Records contained in a dataset
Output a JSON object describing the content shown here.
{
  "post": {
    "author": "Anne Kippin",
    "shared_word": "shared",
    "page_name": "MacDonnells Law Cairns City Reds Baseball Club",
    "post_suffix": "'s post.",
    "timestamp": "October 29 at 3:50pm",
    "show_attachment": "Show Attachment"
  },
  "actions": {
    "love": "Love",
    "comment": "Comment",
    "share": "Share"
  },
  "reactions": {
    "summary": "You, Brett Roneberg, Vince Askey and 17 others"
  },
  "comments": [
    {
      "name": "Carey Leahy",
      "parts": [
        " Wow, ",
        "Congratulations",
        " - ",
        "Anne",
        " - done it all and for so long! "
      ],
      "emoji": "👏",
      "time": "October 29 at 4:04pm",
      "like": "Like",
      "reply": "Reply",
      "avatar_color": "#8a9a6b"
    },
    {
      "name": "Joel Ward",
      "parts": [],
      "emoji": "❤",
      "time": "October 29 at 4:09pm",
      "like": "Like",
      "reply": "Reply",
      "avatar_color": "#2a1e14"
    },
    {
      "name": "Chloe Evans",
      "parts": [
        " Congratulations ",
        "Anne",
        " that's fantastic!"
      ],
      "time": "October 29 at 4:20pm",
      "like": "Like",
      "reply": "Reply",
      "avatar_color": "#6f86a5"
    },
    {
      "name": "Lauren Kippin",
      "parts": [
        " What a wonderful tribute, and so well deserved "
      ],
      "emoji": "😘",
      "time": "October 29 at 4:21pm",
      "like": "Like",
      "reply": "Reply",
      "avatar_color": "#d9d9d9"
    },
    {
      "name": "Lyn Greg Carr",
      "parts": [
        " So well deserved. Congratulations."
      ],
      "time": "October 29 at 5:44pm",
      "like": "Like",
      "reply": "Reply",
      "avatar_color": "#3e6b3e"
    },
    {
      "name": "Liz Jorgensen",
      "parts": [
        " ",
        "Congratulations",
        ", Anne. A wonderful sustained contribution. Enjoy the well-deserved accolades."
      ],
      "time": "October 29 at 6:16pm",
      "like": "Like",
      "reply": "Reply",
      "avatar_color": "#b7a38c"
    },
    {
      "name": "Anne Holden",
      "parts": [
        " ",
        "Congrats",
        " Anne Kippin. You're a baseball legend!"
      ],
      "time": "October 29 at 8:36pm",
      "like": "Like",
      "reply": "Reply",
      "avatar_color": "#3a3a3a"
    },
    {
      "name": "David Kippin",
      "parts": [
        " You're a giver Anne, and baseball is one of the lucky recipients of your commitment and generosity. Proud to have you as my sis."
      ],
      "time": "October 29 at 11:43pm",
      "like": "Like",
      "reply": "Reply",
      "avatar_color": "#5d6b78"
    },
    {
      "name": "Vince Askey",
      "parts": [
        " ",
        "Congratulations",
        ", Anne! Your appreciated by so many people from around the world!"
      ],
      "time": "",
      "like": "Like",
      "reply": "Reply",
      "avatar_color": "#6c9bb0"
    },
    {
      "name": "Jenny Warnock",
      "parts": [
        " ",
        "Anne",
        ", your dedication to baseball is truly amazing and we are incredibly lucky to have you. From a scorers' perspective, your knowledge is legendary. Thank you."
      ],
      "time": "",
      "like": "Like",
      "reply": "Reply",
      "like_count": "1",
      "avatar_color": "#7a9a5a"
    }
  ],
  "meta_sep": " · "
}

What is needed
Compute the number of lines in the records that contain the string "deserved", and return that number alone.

Your response
3